Problem:
Copy out the entries word for word, leaving images aside.

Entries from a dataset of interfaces
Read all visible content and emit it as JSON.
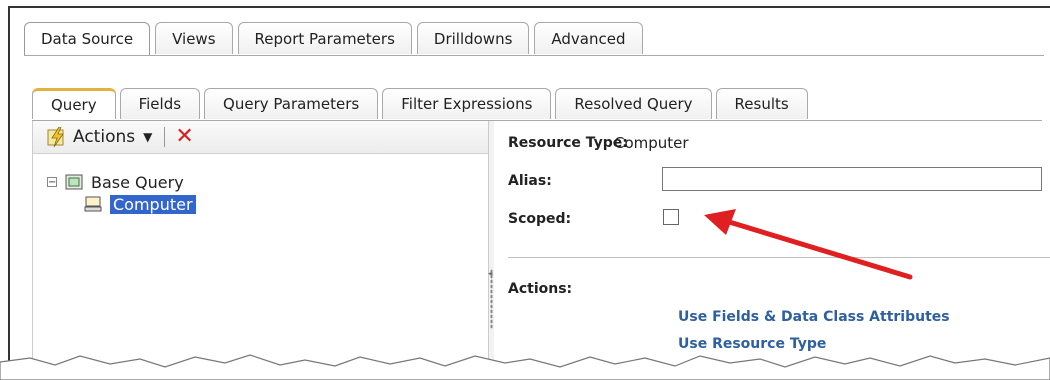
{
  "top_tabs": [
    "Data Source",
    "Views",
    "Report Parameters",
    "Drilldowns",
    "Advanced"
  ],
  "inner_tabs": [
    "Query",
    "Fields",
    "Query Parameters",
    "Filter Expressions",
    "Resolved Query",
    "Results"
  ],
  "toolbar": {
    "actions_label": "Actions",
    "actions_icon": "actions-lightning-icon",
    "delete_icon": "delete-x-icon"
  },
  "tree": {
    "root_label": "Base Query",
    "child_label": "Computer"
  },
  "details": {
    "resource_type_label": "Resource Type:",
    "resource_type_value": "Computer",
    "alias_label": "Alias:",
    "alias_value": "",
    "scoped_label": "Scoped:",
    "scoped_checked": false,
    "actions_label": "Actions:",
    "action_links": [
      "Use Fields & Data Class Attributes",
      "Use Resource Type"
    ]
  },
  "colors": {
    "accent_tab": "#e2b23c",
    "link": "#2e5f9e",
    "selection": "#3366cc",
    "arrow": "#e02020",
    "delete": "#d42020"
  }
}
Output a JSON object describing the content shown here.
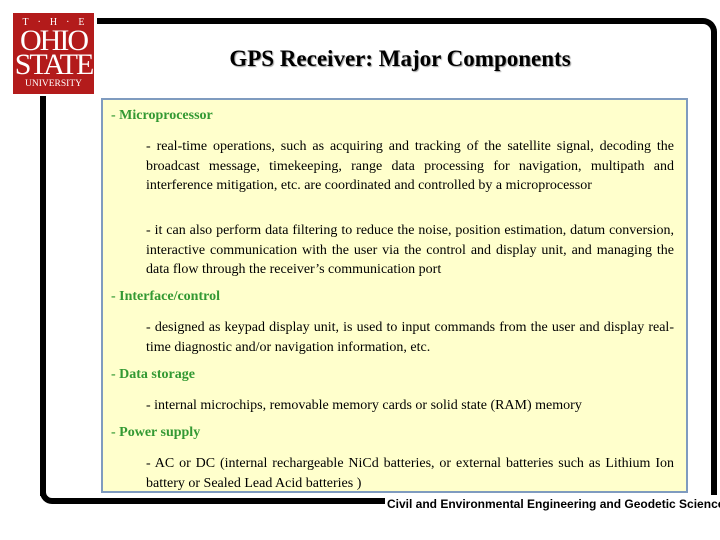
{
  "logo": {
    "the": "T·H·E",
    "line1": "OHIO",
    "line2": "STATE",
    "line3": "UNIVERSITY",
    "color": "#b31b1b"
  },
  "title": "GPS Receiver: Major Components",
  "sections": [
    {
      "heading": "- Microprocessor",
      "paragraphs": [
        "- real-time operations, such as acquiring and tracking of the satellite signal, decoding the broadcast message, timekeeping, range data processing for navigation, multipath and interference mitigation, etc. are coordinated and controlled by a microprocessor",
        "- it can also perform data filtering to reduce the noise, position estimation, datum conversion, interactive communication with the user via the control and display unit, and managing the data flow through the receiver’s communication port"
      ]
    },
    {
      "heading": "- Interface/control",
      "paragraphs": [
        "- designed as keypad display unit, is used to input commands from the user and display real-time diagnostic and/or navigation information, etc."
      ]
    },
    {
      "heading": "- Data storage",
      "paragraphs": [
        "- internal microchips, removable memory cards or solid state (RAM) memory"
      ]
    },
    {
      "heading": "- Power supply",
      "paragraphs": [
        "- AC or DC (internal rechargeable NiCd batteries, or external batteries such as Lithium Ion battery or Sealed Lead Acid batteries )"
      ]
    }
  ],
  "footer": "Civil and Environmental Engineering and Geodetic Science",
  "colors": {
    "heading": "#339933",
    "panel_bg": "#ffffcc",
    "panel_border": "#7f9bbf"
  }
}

Solution to this problem:
Read all visible content and emit it as JSON.
{
  "top_tabs": [
    "Data Source",
    "Views",
    "Report Parameters",
    "Drilldowns",
    "Advanced"
  ],
  "inner_tabs": [
    "Query",
    "Fields",
    "Query Parameters",
    "Filter Expressions",
    "Resolved Query",
    "Results"
  ],
  "toolbar": {
    "actions_label": "Actions",
    "actions_icon": "actions-lightning-icon",
    "delete_icon": "delete-x-icon"
  },
  "tree": {
    "root_label": "Base Query",
    "child_label": "Computer"
  },
  "details": {
    "resource_type_label": "Resource Type:",
    "resource_type_value": "Computer",
    "alias_label": "Alias:",
    "alias_value": "",
    "scoped_label": "Scoped:",
    "scoped_checked": false,
    "actions_label": "Actions:",
    "action_links": [
      "Use Fields & Data Class Attributes",
      "Use Resource Type"
    ]
  },
  "colors": {
    "accent_tab": "#e2b23c",
    "link": "#2e5f9e",
    "selection": "#3366cc",
    "arrow": "#e02020",
    "delete": "#d42020"
  }
}
Output a JSON object describing the content shown here.
{
  "logo": {
    "the": "T·H·E",
    "line1": "OHIO",
    "line2": "STATE",
    "line3": "UNIVERSITY",
    "color": "#b31b1b"
  },
  "title": "GPS Receiver: Major Components",
  "sections": [
    {
      "heading": "- Microprocessor",
      "paragraphs": [
        "- real-time operations, such as acquiring and tracking of the satellite signal, decoding the broadcast message, timekeeping, range data processing for navigation, multipath and interference mitigation, etc. are coordinated and controlled by a microprocessor",
        "- it can also perform data filtering to reduce the noise, position estimation, datum conversion, interactive communication with the user via the control and display unit, and managing the data flow through the receiver’s communication port"
      ]
    },
    {
      "heading": "- Interface/control",
      "paragraphs": [
        "- designed as keypad display unit, is used to input commands from the user and display real-time diagnostic and/or navigation information, etc."
      ]
    },
    {
      "heading": "- Data storage",
      "paragraphs": [
        "- internal microchips, removable memory cards or solid state (RAM) memory"
      ]
    },
    {
      "heading": "- Power supply",
      "paragraphs": [
        "- AC or DC (internal rechargeable NiCd batteries, or external batteries such as Lithium Ion battery or Sealed Lead Acid batteries )"
      ]
    }
  ],
  "footer": "Civil and Environmental Engineering and Geodetic Science",
  "colors": {
    "heading": "#339933",
    "panel_bg": "#ffffcc",
    "panel_border": "#7f9bbf"
  }
}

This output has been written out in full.